In Person
Make sure you don’t smell of cigarette smoke or heavy perfume. Many are sensitive to smell, and this will ruin your first impression. Double-check your other first impressions as well. Be respectful of the pro’s space. Watch their body language to determine if it’s a good time to talk. Avoid stalker-style pitches (such as following a pro to the restroom to pitch your idea through the bathroom stall door!). Follow their lead regarding physical contact. Sometimes a handshake is in order, and other times, if there was a real connection, a hug is okay—let them initiate which it will be.
On the Phone Try to find general information online first, or in a market guide—before calling the agent or editor to ask questions. No need to ask if they take a certain genre if their website plainly lists what types of books they acquire or represent. Since you are selling the agent or editor on your writing ability, usually they prefer your first contact (outside of conferences) to happen via e-mail or mail. Why? Because the pro wants to see how you write, rather than how you speak. This also works better for their schedules. Then they can schedule a phone conference if/when it suits them. Even though you will be eager to hear how the pro likes your work, abstain from calling to ask. Honor whatever timeline they say it takes to hear back, and if you have not received a reply in that timeline, a short e-mail to make sure they received the submission is the best way to follow-up. Do not press for a decision or a deadline; just ask IF they received it and what the status is. Once you are acquired by an editor or agent, you are welcome to call them on important matters, but be considerate of their time and avoid contacting them about trivial issues. Use e-mail for most communication. Avoid frequent phone calls, even if the pro seems happy to hear from you. Remember they have other projects—avoid monopolizing their time. Especially be aware that they have office hours, and deserve a personal life outside of that time. If a call is warranted, it’s best to request a phone date via e-mail, and let the agent call you when his schedule permits. When planning a phone conversation, it is helpful to give your agent a range of convenient times to call.
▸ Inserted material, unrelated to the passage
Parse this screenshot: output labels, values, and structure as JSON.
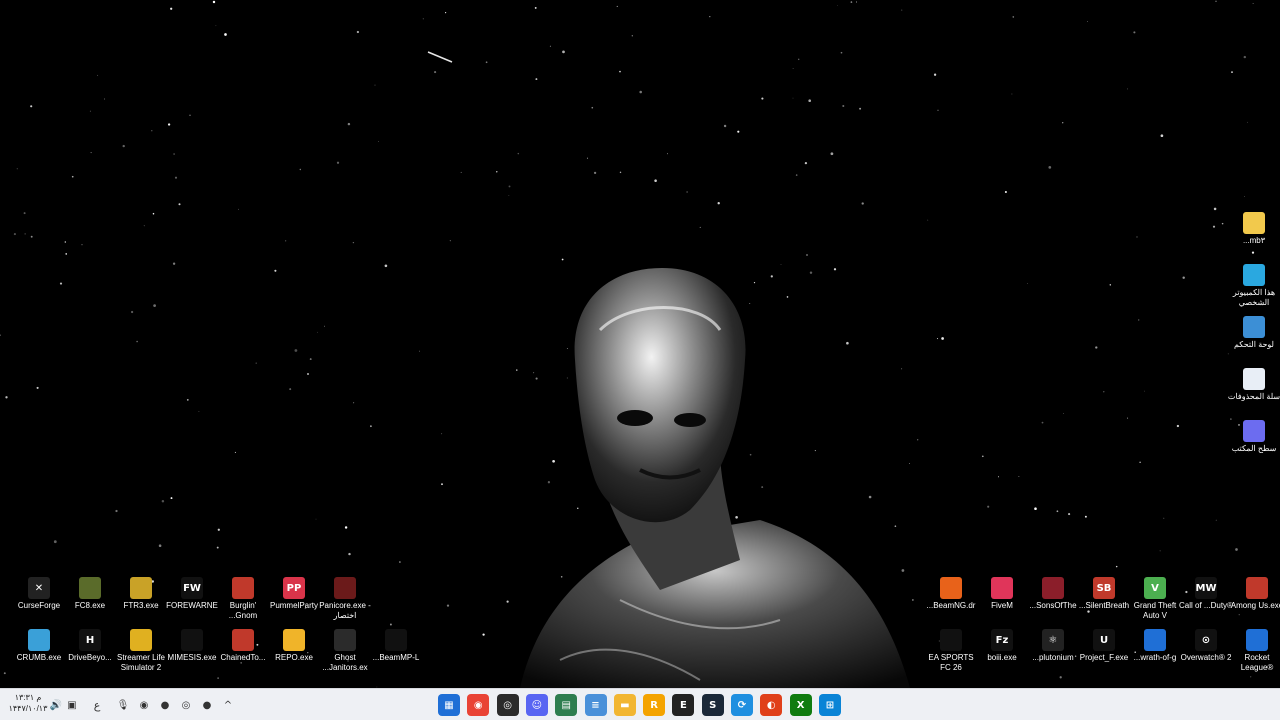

Do not send attached files containing manuscripts unless their guidelines expressly state they welcome attachments. Keep your initial correspondence with an agent or editor brief and subsequent correspondence on point with what is requested. Realize industry pros deal with hundreds of e-mails daily, and respect their time. Authors should advise an agent how he knows the agent’s name (met at a conference, found online, referred by a friend, etc.). In fact, it’s helpful to put the connecting point in the subject line, such as “per your request at ABC Conference.” Show appreciation for any information a pro gives you, even if it’s comes with a rejection of a submission. Try to avoid being defensive or argumentative, and by all means do not attack, accuse or criticize the professional. Honor any requirements for correspondence. If the listing says to send a query, they mean a one-page pitch about the book project. If the pro requests more information, send that with the original correspondence so they don’t have to search for the original note. Mention “per your request,” and resist saying that unless it is true.
Editors and agents are not royalty—they are normal people who happen to be in a position to get your manuscript to the next step toward publication. Treat them with common courtesy and professional respect and they will remember you. It’s these little things that set you apart from the thronging crowds of writers who forget something as simple as The Golden Rule.
What’s The Golden Rule is written by Kathy Carlton Willis, owner of the same named communications firm. Kathy and her team get jazzed shining the light on their clients and their Lord. See more at their blog: